On the Buckeyes' next trip down the court, the Hollins' duo teamed up for a steal, and Andre fed it ahead to Austin for a fast-break layup that proved to be the dagger.
Pitino said after the game that he hoped it was a bit of a turning point for Austin Hollins, a senior captain whose recent struggles the Gophers have been able to overcome.
"You can tell he's thinking," Pitino said. "He made some great free throws down the stretch. He made some great plays for us. It's just the monkey's on his back a little bit. If we didn't have him tonight, we wouldn't have won the game. He plays so hard. He does a lot of things that you don't see on the stat sheet."
So without either Hollins guard making his usual contributions to the stat sheet, how did the Gophers manage to run away from the 11th-ranked team in the nation? It all started inside, where the Gophers were supposed to struggle this year.
Elliott Eliason, who was named co-captain earlier in the week, rewarded Pitino's faith in him with his sixth double-double of the season (12 points, 13 boards) and fourth in five Big Ten games. Mo Walker spelled Eliason for just six minutes on Thursday, but he made every second count.
In a four-and-a-half-minute span in the second half, Walker scored and was fouled on consecutive possessions, grabbed two rebounds and had a steal. The Gophers were tied when he entered the game and led by seven when he left. They didn't trail the rest of the night.
The Gophers ended up winning the rebounding battle 39-24 and outscored the Buckeyes in the paint 38-20. This is a team that was supposed to struggle inside, but thus far in conference play the Gophers' interior play has become a team strength.
Eliason told reporters after the game that the coaching staff emphasized how vital a big night would be for him and Walker.
"I knew it was going to be very important. We talked about it a lot in film and in meetings. We watched film and we saw things," Eliason said. "We knew if we didn't score inside we were going to be in for a long night so we had to have that interior presence, get it inside-out to be able to compete tonight."
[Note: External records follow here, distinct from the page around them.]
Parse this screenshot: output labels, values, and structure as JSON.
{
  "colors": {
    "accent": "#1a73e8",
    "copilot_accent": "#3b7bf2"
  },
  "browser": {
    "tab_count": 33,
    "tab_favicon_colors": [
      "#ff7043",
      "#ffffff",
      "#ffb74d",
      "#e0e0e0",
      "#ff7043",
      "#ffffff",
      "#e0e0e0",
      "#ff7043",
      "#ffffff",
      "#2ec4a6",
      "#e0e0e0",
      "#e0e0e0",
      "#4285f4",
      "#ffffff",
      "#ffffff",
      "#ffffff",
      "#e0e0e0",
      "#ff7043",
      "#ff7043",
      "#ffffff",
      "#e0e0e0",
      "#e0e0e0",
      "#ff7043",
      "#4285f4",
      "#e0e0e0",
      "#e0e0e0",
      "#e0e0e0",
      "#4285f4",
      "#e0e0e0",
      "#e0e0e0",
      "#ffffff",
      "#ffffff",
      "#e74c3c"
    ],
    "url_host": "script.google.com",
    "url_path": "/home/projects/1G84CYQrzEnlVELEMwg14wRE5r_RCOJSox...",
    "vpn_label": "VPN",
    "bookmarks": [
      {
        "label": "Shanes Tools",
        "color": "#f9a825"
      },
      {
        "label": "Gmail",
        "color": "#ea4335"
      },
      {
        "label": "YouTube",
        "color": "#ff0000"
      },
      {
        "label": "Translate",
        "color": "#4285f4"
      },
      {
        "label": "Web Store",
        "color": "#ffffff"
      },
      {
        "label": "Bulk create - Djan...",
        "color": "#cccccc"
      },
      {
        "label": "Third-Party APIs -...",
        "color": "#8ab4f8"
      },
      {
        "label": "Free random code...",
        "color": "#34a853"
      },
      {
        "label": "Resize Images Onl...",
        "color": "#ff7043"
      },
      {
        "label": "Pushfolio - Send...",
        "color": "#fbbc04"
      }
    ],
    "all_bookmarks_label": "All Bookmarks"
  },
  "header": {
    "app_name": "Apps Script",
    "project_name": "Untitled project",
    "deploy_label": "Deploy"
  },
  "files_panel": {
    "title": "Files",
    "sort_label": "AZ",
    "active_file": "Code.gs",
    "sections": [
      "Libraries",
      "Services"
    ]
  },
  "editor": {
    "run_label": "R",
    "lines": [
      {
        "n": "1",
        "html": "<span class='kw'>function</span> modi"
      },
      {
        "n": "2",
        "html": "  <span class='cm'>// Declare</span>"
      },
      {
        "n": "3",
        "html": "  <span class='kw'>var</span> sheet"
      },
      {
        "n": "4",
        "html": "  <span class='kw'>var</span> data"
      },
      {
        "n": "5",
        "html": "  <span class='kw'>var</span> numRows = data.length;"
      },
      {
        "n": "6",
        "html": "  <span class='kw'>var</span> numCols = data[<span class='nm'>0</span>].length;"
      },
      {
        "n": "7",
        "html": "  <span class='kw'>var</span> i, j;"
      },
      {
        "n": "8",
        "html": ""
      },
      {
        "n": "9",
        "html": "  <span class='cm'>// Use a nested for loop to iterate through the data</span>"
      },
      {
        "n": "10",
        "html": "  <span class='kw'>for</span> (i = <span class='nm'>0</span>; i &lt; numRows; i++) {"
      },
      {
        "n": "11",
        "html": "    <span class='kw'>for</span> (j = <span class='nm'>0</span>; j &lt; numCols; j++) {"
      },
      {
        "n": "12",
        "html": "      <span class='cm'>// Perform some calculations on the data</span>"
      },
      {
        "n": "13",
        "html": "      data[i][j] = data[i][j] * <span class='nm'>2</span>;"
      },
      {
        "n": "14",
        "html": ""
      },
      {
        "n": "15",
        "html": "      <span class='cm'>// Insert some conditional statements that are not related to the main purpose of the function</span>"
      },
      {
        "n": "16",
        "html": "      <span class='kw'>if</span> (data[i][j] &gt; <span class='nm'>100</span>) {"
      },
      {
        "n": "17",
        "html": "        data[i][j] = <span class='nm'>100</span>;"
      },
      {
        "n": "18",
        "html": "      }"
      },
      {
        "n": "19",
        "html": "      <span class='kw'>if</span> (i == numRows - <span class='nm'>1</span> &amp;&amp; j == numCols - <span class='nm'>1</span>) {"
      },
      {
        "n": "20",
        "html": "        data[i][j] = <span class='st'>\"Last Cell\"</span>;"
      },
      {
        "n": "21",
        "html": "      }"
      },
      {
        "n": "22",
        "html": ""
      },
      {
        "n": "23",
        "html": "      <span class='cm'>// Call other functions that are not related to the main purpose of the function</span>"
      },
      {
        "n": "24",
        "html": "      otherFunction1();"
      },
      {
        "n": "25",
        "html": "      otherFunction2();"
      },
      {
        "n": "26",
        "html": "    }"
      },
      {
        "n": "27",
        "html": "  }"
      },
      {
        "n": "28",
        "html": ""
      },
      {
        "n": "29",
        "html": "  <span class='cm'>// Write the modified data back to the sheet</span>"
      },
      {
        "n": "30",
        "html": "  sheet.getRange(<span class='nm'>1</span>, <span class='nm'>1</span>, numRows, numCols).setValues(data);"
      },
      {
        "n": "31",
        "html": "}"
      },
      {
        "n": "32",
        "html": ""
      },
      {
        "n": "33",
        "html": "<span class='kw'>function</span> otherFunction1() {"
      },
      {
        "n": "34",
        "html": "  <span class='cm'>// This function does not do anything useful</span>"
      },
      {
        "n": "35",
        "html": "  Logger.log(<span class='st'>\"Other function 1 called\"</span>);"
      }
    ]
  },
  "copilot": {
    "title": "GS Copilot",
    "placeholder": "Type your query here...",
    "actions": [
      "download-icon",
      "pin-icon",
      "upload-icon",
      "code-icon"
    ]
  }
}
Meanwhile, the Gophers got another big game from DeAndre Mathieu, which is sort of becoming routine at this point. Mathieu was Minnesota's leading scorer with 13 points, and he added five assists, four rebounds and three steals in 33 minutes of play. Mathieu is fast becoming the Gophers' most indispensable player, and after two painful losses in their first four Big Ten games, he led Minnesota to its biggest win of the year.
"Coach tells us all the time, just keep pushing," Mathieu said. "We've been in some battles already this year in Big Ten play. We talked to each other after halftime and said, 'We're going to finish this time. This time we've got to finish this game.' We let Michgan go, we let Michigan State go. We finally finished and it feels really, really good man. It feels good to finally get one of those close Big Ten games against a really good Big Ten team under our belt."